    McSweeneys and the Twilight Zone are two of my favorite bits of media out there. What makes those the touchstones for this book?

    MK: Both of those properties are doing, separately, what we’re putting into one project. We’re playing with the form and format like most of McSweeneys books do — letting the content dictate the form and the content is a series of really thought-provoking stories that are going to turn your expectations on their heads…Twilight Zone.

    ME: I hate to just keep copying Matt’s answers – but it was better than mine which was “It’s weird but it’s also a neat little collection.”

    Some of Enger's pages from the 'Treasury'

    Finally, if this Kickstarter is successful, do you see this as something that could continue into the future? Or is this a one shot deal?

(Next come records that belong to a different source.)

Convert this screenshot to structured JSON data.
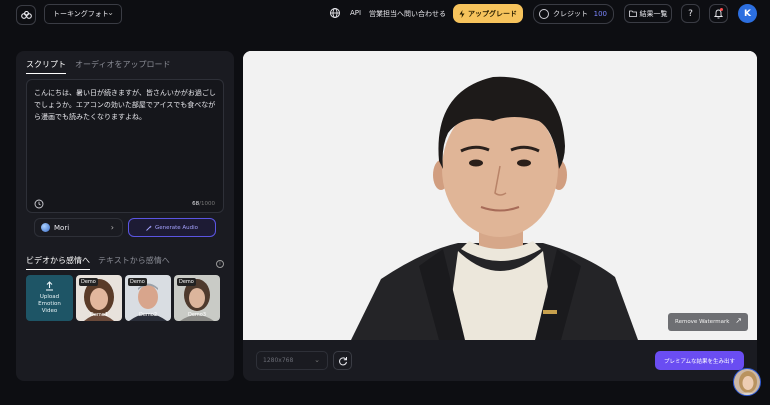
{
  "topbar": {
    "mode_label": "トーキングフォト",
    "api_label": "API",
    "contact_label": "営業担当へ問い合わせる",
    "upgrade_label": "アップグレード",
    "credit_label": "クレジット",
    "credit_value": "100",
    "results_label": "結果一覧",
    "help_label": "?",
    "avatar_initial": "K"
  },
  "script_panel": {
    "tabs": [
      "スクリプト",
      "オーディオをアップロード"
    ],
    "script_text": "こんにちは、暑い日が続きますが、皆さんいかがお過ごしでしょうか。エアコンの効いた部屋でアイスでも食べながら漫画でも読みたくなりますよね。",
    "char_count": "68",
    "char_limit": "/1000",
    "voice_name": "Mori",
    "generate_audio_label": "Generate Audio"
  },
  "emotion_panel": {
    "tabs": [
      "ビデオから感情へ",
      "テキストから感情へ"
    ],
    "upload_label": "Upload Emotion Video",
    "demos": [
      {
        "badge": "Demo",
        "label": "Demo1"
      },
      {
        "badge": "Demo",
        "label": "Demo2"
      },
      {
        "badge": "Demo",
        "label": "Demo3"
      }
    ]
  },
  "preview_panel": {
    "remove_watermark_label": "Remove Watermark",
    "resolution": "1280x768",
    "generate_result_label": "プレミアムな結果を生み出す"
  },
  "colors": {
    "accent": "#6a4df2",
    "upgrade": "#f6c35c",
    "avatar": "#2c6fe0"
  }
}
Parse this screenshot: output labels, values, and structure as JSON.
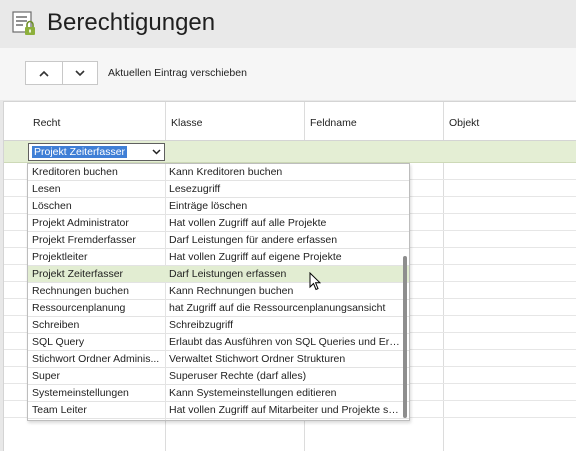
{
  "window": {
    "title": "Berechtigungen",
    "icon": "permissions-list-lock-icon"
  },
  "toolbar": {
    "up_icon": "chevron-up-icon",
    "down_icon": "chevron-down-icon",
    "move_label": "Aktuellen Eintrag verschieben"
  },
  "grid": {
    "columns": [
      "Recht",
      "Klasse",
      "Feldname",
      "Objekt"
    ],
    "edit_row": {
      "combo_value": "Projekt Zeiterfasser"
    }
  },
  "dropdown": {
    "items": [
      {
        "name": "Kreditoren buchen",
        "desc": "Kann Kreditoren buchen"
      },
      {
        "name": "Lesen",
        "desc": "Lesezugriff"
      },
      {
        "name": "Löschen",
        "desc": "Einträge löschen"
      },
      {
        "name": "Projekt Administrator",
        "desc": "Hat vollen Zugriff auf alle Projekte"
      },
      {
        "name": "Projekt Fremderfasser",
        "desc": "Darf Leistungen für andere erfassen"
      },
      {
        "name": "Projektleiter",
        "desc": "Hat vollen Zugriff auf eigene Projekte"
      },
      {
        "name": "Projekt Zeiterfasser",
        "desc": "Darf Leistungen erfassen",
        "selected": true
      },
      {
        "name": "Rechnungen buchen",
        "desc": "Kann Rechnungen buchen"
      },
      {
        "name": "Ressourcenplanung",
        "desc": "hat Zugriff auf die Ressourcenplanungsansicht"
      },
      {
        "name": "Schreiben",
        "desc": "Schreibzugriff"
      },
      {
        "name": "SQL Query",
        "desc": "Erlaubt das Ausführen von SQL Queries und Erstell..."
      },
      {
        "name": "Stichwort Ordner Adminis...",
        "desc": "Verwaltet Stichwort Ordner Strukturen"
      },
      {
        "name": "Super",
        "desc": "Superuser Rechte (darf alles)"
      },
      {
        "name": "Systemeinstellungen",
        "desc": "Kann Systemeinstellungen editieren"
      },
      {
        "name": "Team Leiter",
        "desc": "Hat vollen Zugriff auf Mitarbeiter und Projekte sei..."
      }
    ]
  }
}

    BH: I can say that we definitely have some other publishing plans should this project be successful. The HEK Treasury really marks the tip of the iceberg as far as what we want to accomplish as a studio!

    ME: I want all the folks I love, and I love a LOT OF FOLKS, to see this and see us as someone who in the future, can be an outlet for their work. I want the barriers of traditional publishing GONE. I want to help comics grow and the only way we can do that is by hearing new voices, taking some risks, letting people who may not have been given the chance to tell their story a chance.

    MK: This is really us just planting our flag. This book is more than just a collection of sci-fi genre-bending stories. This book is really like an issue of “Fantastic Four” #1. But instead of being the first building block in a superhero universe, we’re building a universe of characters and stories using voices that tend to get lost in the shuffle of traditional media. And it’s establishing us as a studio, and St. Louis as a new hot-bed of creative talent that’s going to push comics as a medium, into new places. We plan on leveraging the success of this book into future projects that will raise awareness, not just for our work, but a lot of creators in the industry that we’re fans of. Creators that might not be able to find an outlet with a traditional publisher or creators that are just tired of doing things the same old way. Let’s break some rules and shake things up.

    Brian Salvatore

    Brian Salvatore is an editor, podcaster, reviewer, writer at large, and general task master at Multiversity. When not writing, he can be found playing music, hanging out with his kids, or playing music with his kids. He also has a dog named Lola, a rowboat, and once met Jimmy Carter. Feel free to email him about good beer, the New York Mets, or the best way to make Chicken Parmagiana (add a thin slice of prosciutto under the cheese).